May 21, 2003 Wednesday Home Edition
Another bidder has entered the fray for control of Vivendi Universal's U.S. entertainment assets — someone whose family used to own them.
Edgar Bronfman Jr., Vivendi's vice chairman, is attempting to put together an investment group to reclaim the assets his family sold to Vivendi in 2000 for $34 billion. They include Universal's movie studio, theme parks, cable channels and music company, the world's largest.
Bronfman, who once headed the studio and music company, said late Tuesday that one investment partner might be Cablevision Systems Corp., one of the nation's largest cable providers, with such channels as AMC, Women's Entertainment Network, IFC, Fuse Music Network and several regional sports channels.
"I built these assets, I recruited these management teams. I just feel there's a whole lot of blue sky that we can continue to create together," Bronfman said in an interview. "I feel strongly these assets were best advantaged by being kept together rather than being sold piecemeal."

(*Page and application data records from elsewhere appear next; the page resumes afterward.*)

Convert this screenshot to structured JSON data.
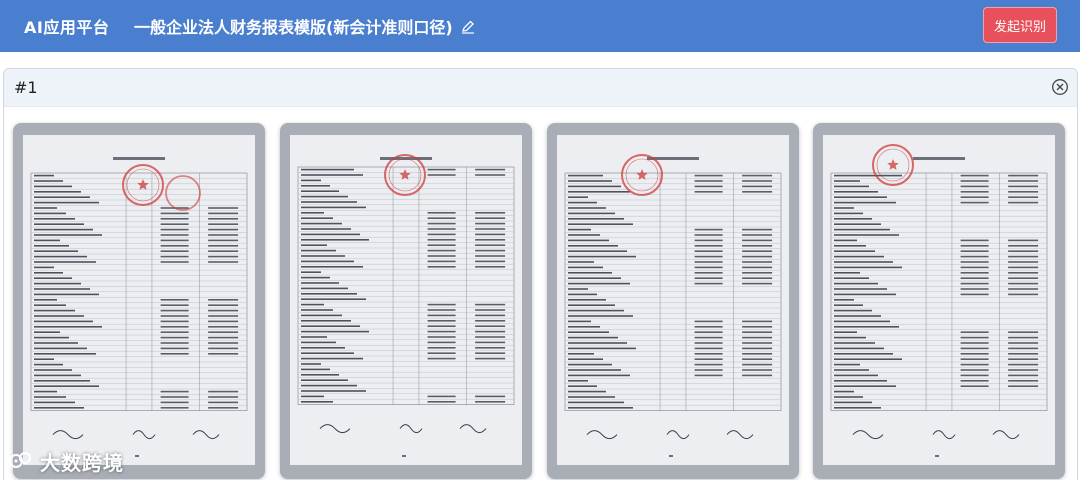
{
  "header": {
    "app_name": "AI应用平台",
    "doc_title": "一般企业法人财务报表模版(新会计准则口径)",
    "action_button": "发起识别"
  },
  "panel": {
    "title": "#1"
  },
  "thumbnails": [
    {
      "kind": "balance-sheet"
    },
    {
      "kind": "balance-sheet-continued"
    },
    {
      "kind": "income-statement"
    },
    {
      "kind": "cash-flow-statement"
    }
  ],
  "watermark": {
    "text": "大数跨境"
  },
  "colors": {
    "header_bg": "#4a7fd0",
    "button_bg": "#e8505b",
    "panel_header_bg": "#eef3f9",
    "thumb_bg": "#a8adb6",
    "stamp_red": "#d03a3a"
  }
}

With the exception of an investment group headed by oil tycoon Marvin Davis, the prospective bidders have expressed interest in buying only pieces of the Universal empire, not the entire group. Those bidders, which are expected to submit offers in the coming months, include Viacom Inc., Liberty Media Corp., General Electric Co.'s NBC and MGM Studios.
According to sources familiar with the possible Bronfman offer, he wants to bulk up the Universal operation by combining its cable channels — SciFi and USA Network — with some of Cablevision's channels to create "more of a critical mass."
Bronfman said he decided to put together an offer earlier this month after Vivendi Chief Executive Jean-Rene Fourtou declared unequivocally that the company wanted to exit Hollywood in order to refocus on its telecom business and slash the huge debt created under the tenure of former CEO Jean-Marie Messier.
Messier's efforts to transform a water utility into the world's second-largest media company created a financial crisis and hammered investors, including the Bronfman family, who saw the value of their stake in Vivendi fall by more than $1 billion. Bronfman — who played a key role in Messier's ouster from the board last summer — declined to discuss financial terms of his possible offer.
Sources close to the negotiations said Wachovia Corp. and Merrill Lynch would be involved in the financing and that Bronfman has approached several private equity firms. The sources said the deal would involve Edgar and his father, but not Charles Bronfman, Edgar's uncle.
To avoid any conflict, Edgar and his father have agreed to suspend their participation in Vivendi board meetings, sources said.
The Bronfman family gained control of the Universal entertainment assets in 1995, when Seagram Co., which the family controlled, purchased MCA Inc. from Matsushita of Japan. Six years later, Vivendi acquired Seagram.